Written by: Michal Procházka
Summer provides an ideal opportunity to try out interesting water sports. True, die-hard fans of classic surfing must go abroad for ocean waves. But you needn’t hang your head, some “board” sports are possible in local waters right now.
ONE OPTION for taking on the water is windsurfing. While it’s a pretty tough sport physically, it
isn’t so extreme that a less fit and courageous person shouldn’t try it out. In any case, taking to the water that way could be hazardous even though our country doesn’t have vast bodies of water. So here’s a bit of well-meant advice.
If you intend to buy new basic equipment, count on considerable expenditures. You’ll have to invest at least CZK 30,000. Of course it’s less expensive to buy used equipment or rent it.
– Wet suit and vest: not absolutely essential, but the best winds arise when cold fronts pass through and the temperature drops. You should definitely wear a vest, as you never know how the wind conditions might change.
– Board: choosing the right-size board depends on several factors – you’ll find specific numbers at www.windsurfing.cz in the Škola WS section:
– body weight (more weight, larger board)
– surfing skills (less experience, larger board)
– windsurfing intensity (the less often you windsurf, the larger the board)
– water surface character (stronger wind, smaller board)
– ambition and motivation level (recreational – larger board)
– Sail: Choose a sail according to the windsurfer’s weight; another factor is the strength of the wind to which the board is exposed to. Again, the more weight the larger the board, but with heavier wind a smaller board will do.
How and where to begin?
You can teach yourself to windsurf. But first you must perfectly master getting back to shore. If a stronger wind came up, you wouldn’t be able to get back. So it’s best to go to a specialized school where they’ll rent you everything you need at first (see sidebar) and teach you the basics. It’s around CZK 150 per hour to rent everything you need, and an instructor costs roughly another CZK 200 per hour.
Once you’ve mastered the basics you can choose your favorite windsurfing venue. From the series of reservoirs on the Vltava, Lipno has the best conditions; it’s the largest body of water in the Czech Republic, and it’s high above sea level. Hnačovský rybník, between Horažďovice and Klatovy is very popular among windsurfers. Other possibilities include the Nechranice (near Žatec) and Rozkoš (Česká Skalice near Náchod) reservoirs, or Nové Mlýny in southern Moravia. You can monitor the weather at several water bodies via web cameras.
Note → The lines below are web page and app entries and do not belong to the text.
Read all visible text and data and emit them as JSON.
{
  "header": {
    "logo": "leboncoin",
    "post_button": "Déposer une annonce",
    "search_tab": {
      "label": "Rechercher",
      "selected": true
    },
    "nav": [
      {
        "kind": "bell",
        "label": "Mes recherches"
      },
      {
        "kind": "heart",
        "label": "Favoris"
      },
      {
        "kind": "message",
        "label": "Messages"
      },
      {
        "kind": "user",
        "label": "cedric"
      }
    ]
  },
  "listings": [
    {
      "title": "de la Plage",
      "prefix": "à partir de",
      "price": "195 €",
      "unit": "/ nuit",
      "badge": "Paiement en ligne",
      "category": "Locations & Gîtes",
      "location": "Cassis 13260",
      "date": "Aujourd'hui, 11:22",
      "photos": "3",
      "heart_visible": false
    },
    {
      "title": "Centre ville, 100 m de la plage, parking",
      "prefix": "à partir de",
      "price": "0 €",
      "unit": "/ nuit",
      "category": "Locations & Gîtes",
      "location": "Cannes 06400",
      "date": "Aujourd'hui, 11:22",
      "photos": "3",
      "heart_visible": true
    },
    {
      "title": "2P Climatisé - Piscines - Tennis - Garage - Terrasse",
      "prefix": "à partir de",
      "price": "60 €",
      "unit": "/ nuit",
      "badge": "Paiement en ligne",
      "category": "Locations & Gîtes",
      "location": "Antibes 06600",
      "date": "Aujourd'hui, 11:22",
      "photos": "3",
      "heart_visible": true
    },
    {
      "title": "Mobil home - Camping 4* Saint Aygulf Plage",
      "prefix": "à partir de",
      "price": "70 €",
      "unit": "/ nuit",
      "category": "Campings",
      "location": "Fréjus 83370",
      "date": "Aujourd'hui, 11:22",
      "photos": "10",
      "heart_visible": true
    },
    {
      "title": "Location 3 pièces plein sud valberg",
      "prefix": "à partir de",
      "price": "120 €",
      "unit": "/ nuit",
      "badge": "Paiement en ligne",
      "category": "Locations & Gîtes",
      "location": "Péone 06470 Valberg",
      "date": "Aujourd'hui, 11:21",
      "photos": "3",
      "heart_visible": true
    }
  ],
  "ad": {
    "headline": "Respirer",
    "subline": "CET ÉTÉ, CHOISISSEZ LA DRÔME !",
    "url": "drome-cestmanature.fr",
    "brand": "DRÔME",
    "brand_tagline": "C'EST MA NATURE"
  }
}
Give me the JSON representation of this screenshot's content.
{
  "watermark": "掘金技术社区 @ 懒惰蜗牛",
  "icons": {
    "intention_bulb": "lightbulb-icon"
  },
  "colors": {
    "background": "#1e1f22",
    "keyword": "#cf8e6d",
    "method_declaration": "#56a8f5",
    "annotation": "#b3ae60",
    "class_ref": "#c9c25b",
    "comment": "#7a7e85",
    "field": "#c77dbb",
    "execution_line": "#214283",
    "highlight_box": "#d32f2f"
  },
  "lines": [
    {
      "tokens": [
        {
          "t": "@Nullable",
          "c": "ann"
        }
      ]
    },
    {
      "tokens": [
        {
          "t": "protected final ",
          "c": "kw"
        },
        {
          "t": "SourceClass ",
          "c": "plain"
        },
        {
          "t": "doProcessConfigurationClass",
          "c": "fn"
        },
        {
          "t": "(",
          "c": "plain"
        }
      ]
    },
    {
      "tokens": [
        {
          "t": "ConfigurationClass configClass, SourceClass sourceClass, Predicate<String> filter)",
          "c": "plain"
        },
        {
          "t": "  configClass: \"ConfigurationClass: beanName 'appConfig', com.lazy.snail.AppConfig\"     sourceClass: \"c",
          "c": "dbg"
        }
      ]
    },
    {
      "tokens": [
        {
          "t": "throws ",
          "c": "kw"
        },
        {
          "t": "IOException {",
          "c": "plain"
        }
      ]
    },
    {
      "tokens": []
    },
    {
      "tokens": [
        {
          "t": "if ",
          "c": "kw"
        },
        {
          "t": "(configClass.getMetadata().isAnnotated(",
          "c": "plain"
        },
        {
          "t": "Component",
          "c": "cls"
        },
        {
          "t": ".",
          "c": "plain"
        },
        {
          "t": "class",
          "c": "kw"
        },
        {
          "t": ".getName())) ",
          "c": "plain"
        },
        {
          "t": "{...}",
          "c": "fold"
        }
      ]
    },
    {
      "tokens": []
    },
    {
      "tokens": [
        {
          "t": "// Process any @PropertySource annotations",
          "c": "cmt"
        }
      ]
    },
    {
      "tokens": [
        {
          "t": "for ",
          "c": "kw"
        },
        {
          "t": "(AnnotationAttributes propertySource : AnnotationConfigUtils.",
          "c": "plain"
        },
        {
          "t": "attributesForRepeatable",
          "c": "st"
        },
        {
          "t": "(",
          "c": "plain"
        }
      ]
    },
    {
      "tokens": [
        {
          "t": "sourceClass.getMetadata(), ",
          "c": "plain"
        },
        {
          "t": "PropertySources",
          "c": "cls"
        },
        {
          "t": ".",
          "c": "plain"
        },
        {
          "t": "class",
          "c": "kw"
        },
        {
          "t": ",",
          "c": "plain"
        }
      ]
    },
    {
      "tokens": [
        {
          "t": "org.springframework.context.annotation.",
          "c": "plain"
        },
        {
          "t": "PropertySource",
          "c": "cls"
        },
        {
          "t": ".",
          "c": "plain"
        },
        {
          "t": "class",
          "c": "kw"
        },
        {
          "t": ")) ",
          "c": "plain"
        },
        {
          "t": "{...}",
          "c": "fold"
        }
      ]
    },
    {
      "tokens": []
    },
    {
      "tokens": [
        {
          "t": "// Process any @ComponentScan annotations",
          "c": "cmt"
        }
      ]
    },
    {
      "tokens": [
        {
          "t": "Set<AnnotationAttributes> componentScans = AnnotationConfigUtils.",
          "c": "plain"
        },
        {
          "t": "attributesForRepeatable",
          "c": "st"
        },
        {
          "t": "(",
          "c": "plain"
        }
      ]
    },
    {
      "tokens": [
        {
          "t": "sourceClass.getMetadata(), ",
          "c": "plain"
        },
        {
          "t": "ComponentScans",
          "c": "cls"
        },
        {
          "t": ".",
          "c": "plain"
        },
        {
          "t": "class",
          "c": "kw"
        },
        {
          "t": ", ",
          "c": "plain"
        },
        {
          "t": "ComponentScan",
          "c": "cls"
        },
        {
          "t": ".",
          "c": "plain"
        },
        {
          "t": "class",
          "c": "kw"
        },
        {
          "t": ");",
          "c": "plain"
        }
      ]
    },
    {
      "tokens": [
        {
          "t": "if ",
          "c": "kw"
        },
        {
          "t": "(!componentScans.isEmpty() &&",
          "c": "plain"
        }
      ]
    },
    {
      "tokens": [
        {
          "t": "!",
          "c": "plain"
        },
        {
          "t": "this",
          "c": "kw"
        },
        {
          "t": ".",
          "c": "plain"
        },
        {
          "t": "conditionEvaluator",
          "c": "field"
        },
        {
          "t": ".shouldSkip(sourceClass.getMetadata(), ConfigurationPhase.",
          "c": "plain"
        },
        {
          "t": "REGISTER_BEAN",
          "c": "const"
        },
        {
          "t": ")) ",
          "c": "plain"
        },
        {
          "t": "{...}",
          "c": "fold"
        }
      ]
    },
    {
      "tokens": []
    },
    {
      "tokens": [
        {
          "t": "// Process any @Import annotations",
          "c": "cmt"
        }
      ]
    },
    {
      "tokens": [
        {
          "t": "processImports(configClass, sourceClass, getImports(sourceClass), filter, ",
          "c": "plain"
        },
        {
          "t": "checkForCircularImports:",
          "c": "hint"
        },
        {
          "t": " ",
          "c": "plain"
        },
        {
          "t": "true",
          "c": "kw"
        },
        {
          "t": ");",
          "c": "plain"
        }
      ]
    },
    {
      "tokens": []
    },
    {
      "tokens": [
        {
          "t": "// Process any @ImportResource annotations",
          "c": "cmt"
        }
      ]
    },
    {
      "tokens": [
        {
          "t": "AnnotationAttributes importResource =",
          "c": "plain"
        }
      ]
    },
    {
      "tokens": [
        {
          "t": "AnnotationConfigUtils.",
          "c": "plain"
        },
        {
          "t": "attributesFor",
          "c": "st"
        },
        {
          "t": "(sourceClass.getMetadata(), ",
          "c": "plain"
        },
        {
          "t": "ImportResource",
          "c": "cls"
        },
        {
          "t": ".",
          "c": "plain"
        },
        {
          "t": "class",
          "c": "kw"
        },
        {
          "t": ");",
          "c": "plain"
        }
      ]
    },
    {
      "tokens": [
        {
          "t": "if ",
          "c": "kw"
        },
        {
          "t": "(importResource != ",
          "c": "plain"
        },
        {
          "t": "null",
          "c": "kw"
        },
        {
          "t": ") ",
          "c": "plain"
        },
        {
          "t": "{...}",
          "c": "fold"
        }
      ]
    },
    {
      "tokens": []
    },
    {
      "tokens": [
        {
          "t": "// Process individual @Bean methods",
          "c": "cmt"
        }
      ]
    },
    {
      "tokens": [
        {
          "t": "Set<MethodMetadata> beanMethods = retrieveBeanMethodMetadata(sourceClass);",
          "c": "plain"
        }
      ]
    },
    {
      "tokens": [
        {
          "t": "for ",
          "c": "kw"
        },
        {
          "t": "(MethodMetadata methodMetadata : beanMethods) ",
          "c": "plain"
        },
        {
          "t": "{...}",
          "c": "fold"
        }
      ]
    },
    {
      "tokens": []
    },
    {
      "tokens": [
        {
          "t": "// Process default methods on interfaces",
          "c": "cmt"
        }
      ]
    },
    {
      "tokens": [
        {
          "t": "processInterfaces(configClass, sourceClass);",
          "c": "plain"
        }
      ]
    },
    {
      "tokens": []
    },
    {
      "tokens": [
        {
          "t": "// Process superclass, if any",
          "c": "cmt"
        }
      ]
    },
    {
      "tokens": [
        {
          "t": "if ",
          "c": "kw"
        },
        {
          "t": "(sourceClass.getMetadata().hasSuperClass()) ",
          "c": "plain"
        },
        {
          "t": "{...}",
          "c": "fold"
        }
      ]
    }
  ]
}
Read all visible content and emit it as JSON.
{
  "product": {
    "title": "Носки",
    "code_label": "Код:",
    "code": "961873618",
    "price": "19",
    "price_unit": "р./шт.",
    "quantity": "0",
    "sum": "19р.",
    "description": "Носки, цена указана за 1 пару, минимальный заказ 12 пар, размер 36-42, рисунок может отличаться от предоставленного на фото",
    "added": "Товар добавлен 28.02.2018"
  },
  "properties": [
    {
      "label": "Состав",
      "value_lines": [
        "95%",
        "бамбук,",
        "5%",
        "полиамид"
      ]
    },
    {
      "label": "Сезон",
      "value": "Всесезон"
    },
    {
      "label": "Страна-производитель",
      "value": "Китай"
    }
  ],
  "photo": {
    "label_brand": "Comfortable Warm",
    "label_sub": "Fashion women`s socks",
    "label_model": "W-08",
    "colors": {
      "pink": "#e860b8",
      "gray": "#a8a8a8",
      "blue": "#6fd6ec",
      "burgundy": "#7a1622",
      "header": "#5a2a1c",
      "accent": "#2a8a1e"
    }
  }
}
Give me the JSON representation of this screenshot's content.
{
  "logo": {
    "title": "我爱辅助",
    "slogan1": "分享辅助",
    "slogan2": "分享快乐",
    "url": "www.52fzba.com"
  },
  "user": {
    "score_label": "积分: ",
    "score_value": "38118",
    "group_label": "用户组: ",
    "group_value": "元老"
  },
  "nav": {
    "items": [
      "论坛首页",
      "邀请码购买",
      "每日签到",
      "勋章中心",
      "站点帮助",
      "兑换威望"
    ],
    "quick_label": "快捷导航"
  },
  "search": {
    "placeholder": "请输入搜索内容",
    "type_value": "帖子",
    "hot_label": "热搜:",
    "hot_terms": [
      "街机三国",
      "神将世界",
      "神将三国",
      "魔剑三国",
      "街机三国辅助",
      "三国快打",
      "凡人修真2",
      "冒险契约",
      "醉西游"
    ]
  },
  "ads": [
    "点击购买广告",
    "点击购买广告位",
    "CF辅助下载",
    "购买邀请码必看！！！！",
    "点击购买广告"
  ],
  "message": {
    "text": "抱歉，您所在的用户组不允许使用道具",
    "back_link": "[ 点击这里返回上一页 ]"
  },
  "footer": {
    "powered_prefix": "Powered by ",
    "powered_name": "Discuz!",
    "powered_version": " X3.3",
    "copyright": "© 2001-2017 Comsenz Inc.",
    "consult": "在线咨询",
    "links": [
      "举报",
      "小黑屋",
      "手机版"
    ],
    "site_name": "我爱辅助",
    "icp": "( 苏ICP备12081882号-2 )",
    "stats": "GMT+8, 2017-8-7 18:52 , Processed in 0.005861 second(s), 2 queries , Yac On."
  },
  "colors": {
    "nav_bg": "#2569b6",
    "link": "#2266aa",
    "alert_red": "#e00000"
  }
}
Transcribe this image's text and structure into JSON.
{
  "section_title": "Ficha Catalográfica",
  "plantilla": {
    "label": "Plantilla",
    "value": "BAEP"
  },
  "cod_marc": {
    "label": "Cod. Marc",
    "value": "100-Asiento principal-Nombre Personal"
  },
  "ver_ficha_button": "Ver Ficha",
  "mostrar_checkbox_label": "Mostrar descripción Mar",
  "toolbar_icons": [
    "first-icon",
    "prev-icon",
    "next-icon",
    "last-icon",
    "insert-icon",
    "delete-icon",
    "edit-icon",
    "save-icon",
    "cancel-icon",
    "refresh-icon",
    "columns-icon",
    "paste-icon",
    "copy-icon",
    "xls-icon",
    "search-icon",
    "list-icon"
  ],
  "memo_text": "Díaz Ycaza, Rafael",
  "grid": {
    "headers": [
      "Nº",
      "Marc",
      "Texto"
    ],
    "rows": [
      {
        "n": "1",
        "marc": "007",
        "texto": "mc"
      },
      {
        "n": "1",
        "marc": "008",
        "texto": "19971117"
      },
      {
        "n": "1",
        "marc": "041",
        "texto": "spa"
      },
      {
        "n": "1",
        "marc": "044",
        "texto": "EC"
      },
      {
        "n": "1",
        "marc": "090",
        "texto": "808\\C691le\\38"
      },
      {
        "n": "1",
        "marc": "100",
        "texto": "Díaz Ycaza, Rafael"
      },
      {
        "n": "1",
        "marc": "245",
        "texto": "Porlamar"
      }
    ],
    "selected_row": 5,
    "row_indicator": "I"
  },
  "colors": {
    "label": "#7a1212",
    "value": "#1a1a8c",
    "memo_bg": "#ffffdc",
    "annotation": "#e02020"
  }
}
Surfcentrum u Milana, Milan Sejkanič, Dolsko 13, Nové Město nad Metují, tel.: 491 475 450 (záznamník), 602 467 218, www.surfcentrum.cz
Škola windsurfingu – Jan Haškovec, Národní 26, Karlovy Vary,
tel.: 353 229 539
BoardshopHOBA, ing. Jan Řihošek, tř. 1. máje 4, Olomouc,
pískovna Náklo (u Olomouce), tel.: 777 111 303, boardshop.cjb.net
chairman of the board, Actual Aver CZWhich Czech reservoir/pond would you recommend for a beginning windsurfer? Why?
” To a beginner I can recommend every reservoir or pond in the Czech Republic that’s large enough and situated in an open landscape, if possible. The best is to choose those where there are other windsurfers willing to provide precious advice or inspiration. The large water space gives enough room for maneuvering without collisions with others enjoying water sports. The open landscape additionally gurantees a relatively stable wind blowing in one direction.”
Is windsurfing more demanding than, say, water skiing?